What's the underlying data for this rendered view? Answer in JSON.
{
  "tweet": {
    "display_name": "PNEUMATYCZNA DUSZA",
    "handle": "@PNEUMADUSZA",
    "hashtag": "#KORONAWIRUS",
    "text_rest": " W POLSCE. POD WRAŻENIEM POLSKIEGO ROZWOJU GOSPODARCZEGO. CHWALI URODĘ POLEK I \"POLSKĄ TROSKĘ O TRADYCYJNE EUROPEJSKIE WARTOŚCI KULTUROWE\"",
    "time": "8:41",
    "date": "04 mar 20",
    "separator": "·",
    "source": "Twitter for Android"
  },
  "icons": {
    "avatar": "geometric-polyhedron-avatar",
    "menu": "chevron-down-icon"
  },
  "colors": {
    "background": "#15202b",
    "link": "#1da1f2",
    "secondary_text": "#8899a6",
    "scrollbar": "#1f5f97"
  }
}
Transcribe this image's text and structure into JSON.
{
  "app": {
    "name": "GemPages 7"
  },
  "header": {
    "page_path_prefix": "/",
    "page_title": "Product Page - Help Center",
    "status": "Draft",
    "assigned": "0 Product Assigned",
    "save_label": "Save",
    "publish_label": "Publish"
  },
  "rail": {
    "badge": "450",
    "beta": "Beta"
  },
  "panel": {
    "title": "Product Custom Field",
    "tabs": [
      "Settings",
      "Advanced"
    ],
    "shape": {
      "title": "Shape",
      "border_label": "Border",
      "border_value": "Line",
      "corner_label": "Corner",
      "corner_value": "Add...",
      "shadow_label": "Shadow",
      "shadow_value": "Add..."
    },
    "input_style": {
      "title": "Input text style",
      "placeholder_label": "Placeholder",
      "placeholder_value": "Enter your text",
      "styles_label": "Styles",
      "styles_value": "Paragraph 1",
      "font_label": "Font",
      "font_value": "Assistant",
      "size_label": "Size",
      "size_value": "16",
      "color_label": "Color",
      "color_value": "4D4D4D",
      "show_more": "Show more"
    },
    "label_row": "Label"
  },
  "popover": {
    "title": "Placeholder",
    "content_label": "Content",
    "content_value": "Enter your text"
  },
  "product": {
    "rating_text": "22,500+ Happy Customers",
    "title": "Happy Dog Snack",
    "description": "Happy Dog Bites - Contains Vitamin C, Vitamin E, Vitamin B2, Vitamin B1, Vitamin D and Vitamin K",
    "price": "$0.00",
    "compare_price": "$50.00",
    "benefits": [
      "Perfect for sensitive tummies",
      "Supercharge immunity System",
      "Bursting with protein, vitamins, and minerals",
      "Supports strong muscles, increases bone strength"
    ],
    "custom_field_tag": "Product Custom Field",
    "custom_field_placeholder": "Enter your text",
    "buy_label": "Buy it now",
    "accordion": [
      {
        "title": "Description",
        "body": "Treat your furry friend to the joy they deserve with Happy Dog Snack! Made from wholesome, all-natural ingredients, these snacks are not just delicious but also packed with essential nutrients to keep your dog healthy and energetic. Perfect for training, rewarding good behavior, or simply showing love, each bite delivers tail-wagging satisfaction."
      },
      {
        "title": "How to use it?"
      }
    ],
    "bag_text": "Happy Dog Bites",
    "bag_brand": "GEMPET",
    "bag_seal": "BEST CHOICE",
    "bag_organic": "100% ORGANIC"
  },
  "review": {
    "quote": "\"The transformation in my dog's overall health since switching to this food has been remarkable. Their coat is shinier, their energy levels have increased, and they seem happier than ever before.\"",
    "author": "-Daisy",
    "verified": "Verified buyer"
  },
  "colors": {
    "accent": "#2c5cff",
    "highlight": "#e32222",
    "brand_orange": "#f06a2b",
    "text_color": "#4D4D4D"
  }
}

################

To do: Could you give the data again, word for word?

Completed task:
What's the underlying data for this rendered view? Answer in JSON.
{
  "tweet": {
    "display_name": "PNEUMATYCZNA DUSZA",
    "handle": "@PNEUMADUSZA",
    "hashtag": "#KORONAWIRUS",
    "text_rest": " W POLSCE. POD WRAŻENIEM POLSKIEGO ROZWOJU GOSPODARCZEGO. CHWALI URODĘ POLEK I \"POLSKĄ TROSKĘ O TRADYCYJNE EUROPEJSKIE WARTOŚCI KULTUROWE\"",
    "time": "8:41",
    "date": "04 mar 20",
    "separator": "·",
    "source": "Twitter for Android"
  },
  "icons": {
    "avatar": "geometric-polyhedron-avatar",
    "menu": "chevron-down-icon"
  },
  "colors": {
    "background": "#15202b",
    "link": "#1da1f2",
    "secondary_text": "#8899a6",
    "scrollbar": "#1f5f97"
  }
}
Transcribe this image's text and structure into JSON.
{
  "app": {
    "name": "GemPages 7"
  },
  "header": {
    "page_path_prefix": "/",
    "page_title": "Product Page - Help Center",
    "status": "Draft",
    "assigned": "0 Product Assigned",
    "save_label": "Save",
    "publish_label": "Publish"
  },
  "rail": {
    "badge": "450",
    "beta": "Beta"
  },
  "panel": {
    "title": "Product Custom Field",
    "tabs": [
      "Settings",
      "Advanced"
    ],
    "shape": {
      "title": "Shape",
      "border_label": "Border",
      "border_value": "Line",
      "corner_label": "Corner",
      "corner_value": "Add...",
      "shadow_label": "Shadow",
      "shadow_value": "Add..."
    },
    "input_style": {
      "title": "Input text style",
      "placeholder_label": "Placeholder",
      "placeholder_value": "Enter your text",
      "styles_label": "Styles",
      "styles_value": "Paragraph 1",
      "font_label": "Font",
      "font_value": "Assistant",
      "size_label": "Size",
      "size_value": "16",
      "color_label": "Color",
      "color_value": "4D4D4D",
      "show_more": "Show more"
    },
    "label_row": "Label"
  },
  "popover": {
    "title": "Placeholder",
    "content_label": "Content",
    "content_value": "Enter your text"
  },
  "product": {
    "rating_text": "22,500+ Happy Customers",
    "title": "Happy Dog Snack",
    "description": "Happy Dog Bites - Contains Vitamin C, Vitamin E, Vitamin B2, Vitamin B1, Vitamin D and Vitamin K",
    "price": "$0.00",
    "compare_price": "$50.00",
    "benefits": [
      "Perfect for sensitive tummies",
      "Supercharge immunity System",
      "Bursting with protein, vitamins, and minerals",
      "Supports strong muscles, increases bone strength"
    ],
    "custom_field_tag": "Product Custom Field",
    "custom_field_placeholder": "Enter your text",
    "buy_label": "Buy it now",
    "accordion": [
      {
        "title": "Description",
        "body": "Treat your furry friend to the joy they deserve with Happy Dog Snack! Made from wholesome, all-natural ingredients, these snacks are not just delicious but also packed with essential nutrients to keep your dog healthy and energetic. Perfect for training, rewarding good behavior, or simply showing love, each bite delivers tail-wagging satisfaction."
      },
      {
        "title": "How to use it?"
      }
    ],
    "bag_text": "Happy Dog Bites",
    "bag_brand": "GEMPET",
    "bag_seal": "BEST CHOICE",
    "bag_organic": "100% ORGANIC"
  },
  "review": {
    "quote": "\"The transformation in my dog's overall health since switching to this food has been remarkable. Their coat is shinier, their energy levels have increased, and they seem happier than ever before.\"",
    "author": "-Daisy",
    "verified": "Verified buyer"
  },
  "colors": {
    "accent": "#2c5cff",
    "highlight": "#e32222",
    "brand_orange": "#f06a2b",
    "text_color": "#4D4D4D"
  }
}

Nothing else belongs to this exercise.